The backlash stems from last summer’s escape of at least 160,000 Atlantic salmon from a neglected net pen operated by Canadian-based Cooke Aquaculture. A report issued by the state called the escaped Atlantics a threat to native stocks and waters.  

Speaking of non-native stocks – Alaska lawmakers are backing the push to slap labels on Frankenfish.

Representative Geran Tarr of Anchorage, speaking at a hearing last week, sponsored a joint resolution –

“And the question that leads us to having this resolution before us today and in support of Sen Murkowski’s work, is how does the introduction of this gm salmon, absent labeling, so a consumer can know if they are getting the wild Alaska product or a gm product. How will that undermine people’s confidence in our product.”  

The so called AquaAdvantage salmon is genetically modified to grow three times faster than the real varieties.  After a 25 year push, it got FDA approval in 2015, the first GM animal ever approved for human consumption.

But a legislative block by Senator Murkowski has meant no sale in the U.S. until the manmade fish is labeled.

 “The FDA –  to allow for the first time ever this genetically engineered salmon for human consumption, then at a bare minimum you’ve got to stick a label on it that says so.   This experiment I think puts at risk the health of our fisheries not only in Alaska, but throughout the Pacific Northwest.” 

A legal trade loophole might make a Frankenfish risk more immediate.

The GM fish is hatched in Canada, grown out in Panama and up till last year, it faced an import ban until labeling was in place. But that language is not included in Trump’s FY 19 budget. If it is not reinserted, the GM salmon could get a green light to enter the US.

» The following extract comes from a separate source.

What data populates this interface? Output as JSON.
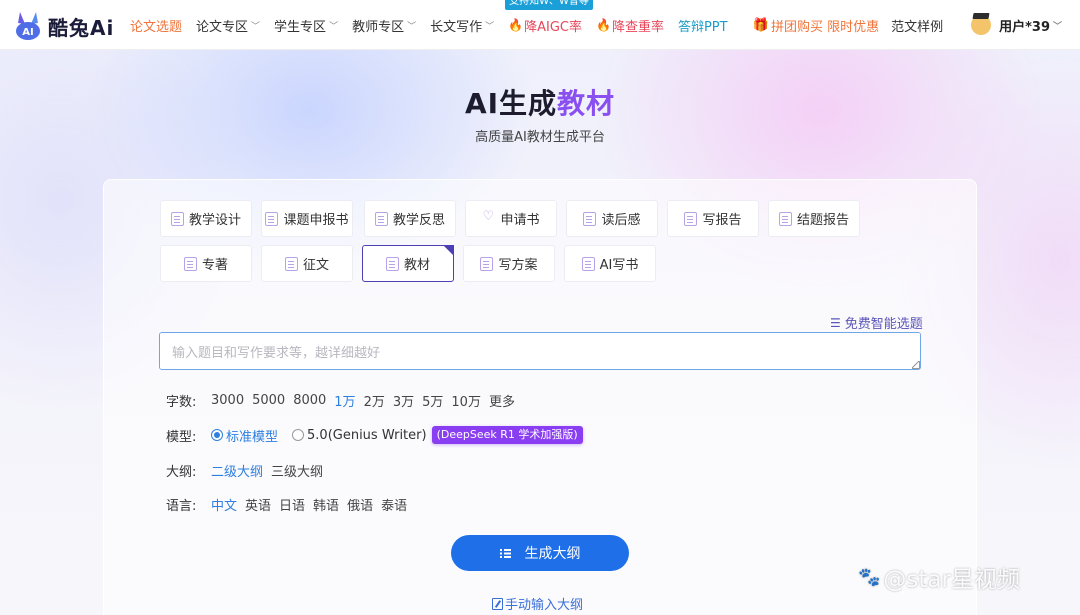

The US Dept. of Agriculture has until July 29 to publish regulations that will define whether and how to label genetically modified foods.